"Star Wars" actress Carrie Fisher is receiving treatment in an intensive care unit after suffering a medical emergency on a flight Friday, according to her brother.
Todd Fisher said Friday night that his sister is receiving excellent care, but that he could not classify her condition. He had earlier told The Associated Press that she had been stabilized and was out of the emergency room. In a subsequent interview he said many details about her condition or what caused the medical emergency are unknown.
Carrie Fisher, 60, experienced medical trouble during a flight from London and was treated by paramedics immediately after the plane landed in Los Angeles, according to reports citing unnamed sources.
Celebrity website TMZ, which first reported the incident, said anonymous sources told them the actress suffered a heart attack.
Todd Fisher said much of what had been reported about the incident was speculation.
"We have to wait and be patient," he said. "We have so little information ourselves."
Fisher's publicists and representatives for her mother, Debbie Reynolds, and her daughter, Billie Lourd, did not immediately return calls from the AP.
Los Angeles Fire Department spokesman Erik Scott said paramedics administered advanced life-saving care to a patient at Los Angeles International Airport Friday and transported the person to a nearby hospital. He did not identify the patient.
A large gathering of media personnel was camped outside Ronald Reagan UCLA Medical Center in Los Angeles hospital, where TMZ and the Los Angeles Times reported she had been taken.
Fisher is considered by many to be a member of Hollywood royalty — her parents are Reynolds and the late singer Eddie Fisher.
Catapulted to stardom as Princess Leia in 1977's "Star Wars," Carrie Fisher reprised the role as the leader of a galactic rebellion in three sequels, including last year's "Star Wars: The Force Awakens."
The author and actress may be best known for her portrayal of Leia, but she is also an accomplished writer known for no-holds-barred accounts of her struggles with addiction and mental illness.
Her thinly veiled autobiography "Postcards from the Edge" was adapted into a 1987 film version starring Shirley MacLaine and Meryl Streep.
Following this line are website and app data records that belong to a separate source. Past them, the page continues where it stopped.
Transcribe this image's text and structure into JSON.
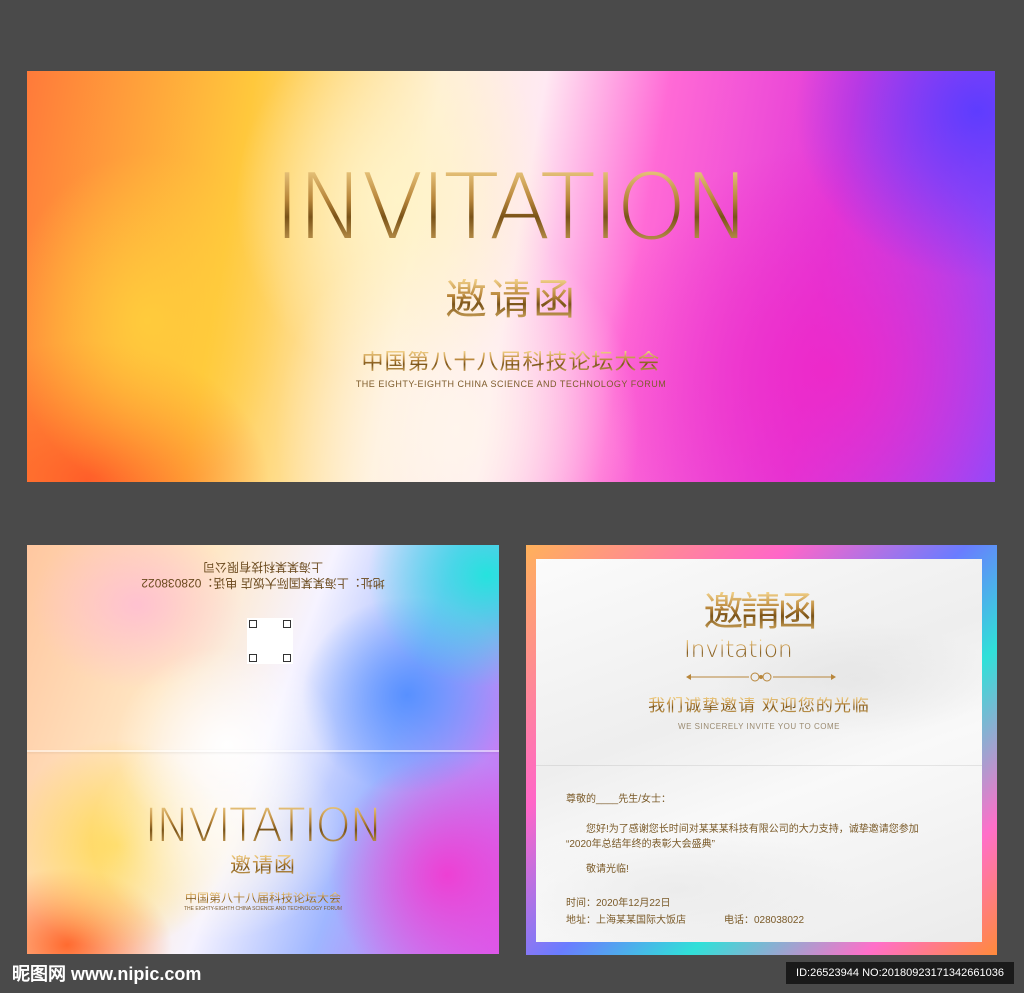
{
  "top_card": {
    "title": "INVITATION",
    "cn_title": "邀请函",
    "cn_subtitle": "中国第八十八届科技论坛大会",
    "en_subtitle": "THE EIGHTY-EIGHTH CHINA SCIENCE AND TECHNOLOGY FORUM"
  },
  "bottom_left_card": {
    "flipped_line_1": "地址：上海某某国际大饭店 电话：028038022",
    "flipped_line_2": "上海某某科技有限公司",
    "title": "INVITATION",
    "cn_title": "邀请函",
    "cn_subtitle": "中国第八十八届科技论坛大会",
    "en_subtitle": "THE EIGHTY-EIGHTH CHINA SCIENCE AND TECHNOLOGY FORUM"
  },
  "bottom_right_card": {
    "big_cn_title": "邀請函",
    "script_title": "Invitation",
    "tagline": "我们诚挚邀请 欢迎您的光临",
    "tagline_en": "WE SINCERELY INVITE YOU TO COME",
    "salutation": "尊敬的____先生/女士：",
    "body_line_1": "您好!为了感谢您长时间对某某某科技有限公司的大力支持，诚挚邀请您参加",
    "body_line_2": "“2020年总结年终的表彰大会盛典”",
    "closing": "敬请光临!",
    "time": "时间：2020年12月22日",
    "address": "地址：上海某某国际大饭店",
    "phone": "电话：028038022"
  },
  "watermark": {
    "site": "昵图网 www.nipic.com",
    "id_text": "ID:26523944 NO:20180923171342661036"
  },
  "colors": {
    "background": "#4a4a4a",
    "gold": "#b8863b"
  }
}
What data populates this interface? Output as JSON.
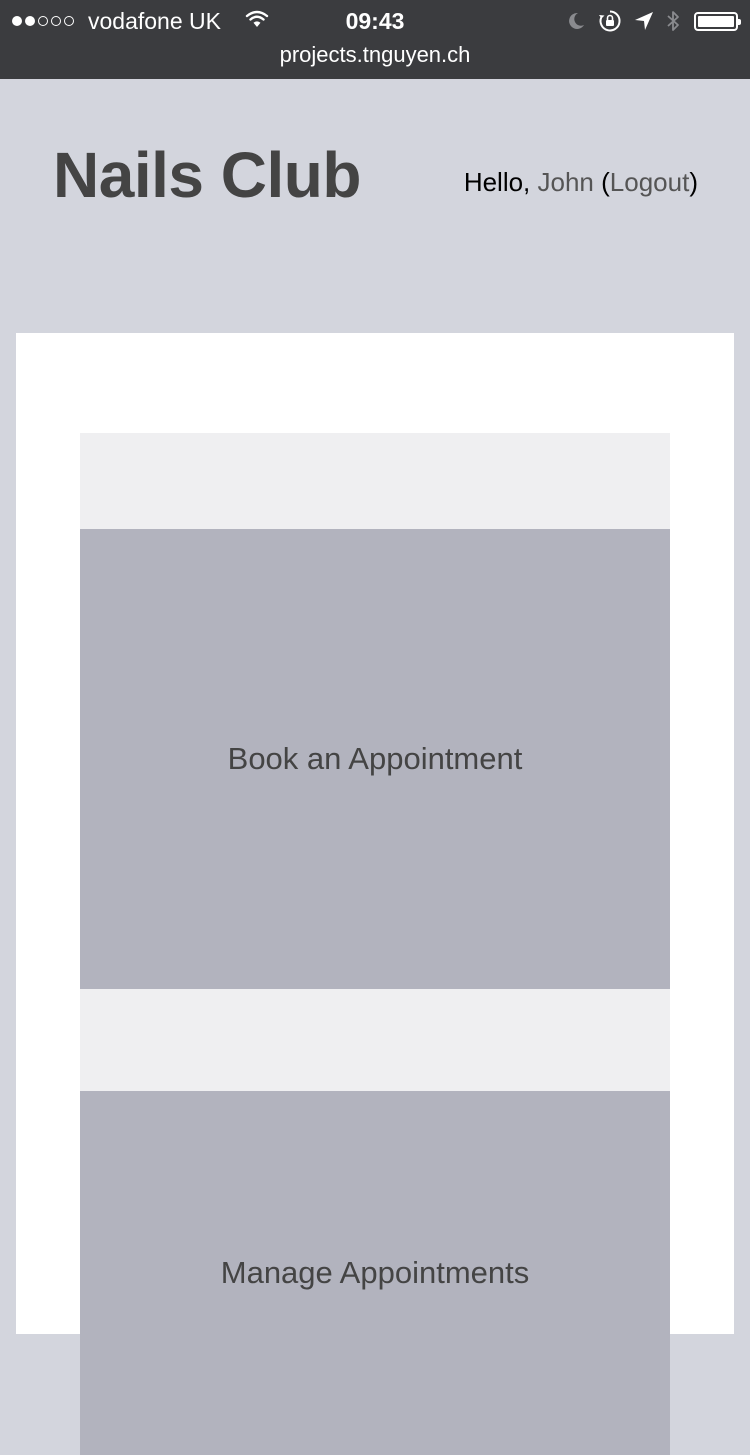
{
  "status_bar": {
    "signal_dots_filled": 2,
    "signal_dots_total": 5,
    "carrier": "vodafone UK",
    "time": "09:43",
    "icons": [
      "wifi-icon",
      "moon-icon",
      "rotation-lock-icon",
      "location-arrow-icon",
      "bluetooth-icon",
      "battery-icon"
    ],
    "battery_level": 1.0
  },
  "browser": {
    "url": "projects.tnguyen.ch"
  },
  "header": {
    "title": "Nails Club",
    "greeting_prefix": "Hello, ",
    "user_name": "John",
    "paren_open": " (",
    "logout_label": "Logout",
    "paren_close": ")"
  },
  "main": {
    "tiles": [
      {
        "label": "Book an Appointment"
      },
      {
        "label": "Manage Appointments"
      }
    ]
  },
  "colors": {
    "status_bar_bg": "#3b3c3f",
    "page_bg": "#d3d5dd",
    "card_bg": "#ffffff",
    "band_bg": "#efeff1",
    "tile_bg": "#b2b3be",
    "title_text": "#444444"
  }
}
She also transformed her one-woman show "Wishful Drinking," which played on Broadway and was filmed for HBO, into a book.
Most recently, Fisher has been promoting her latest book, "The Princess Diarist," in which she reveals that she and co-star Harrison Ford had an affair on the set of "Star Wars."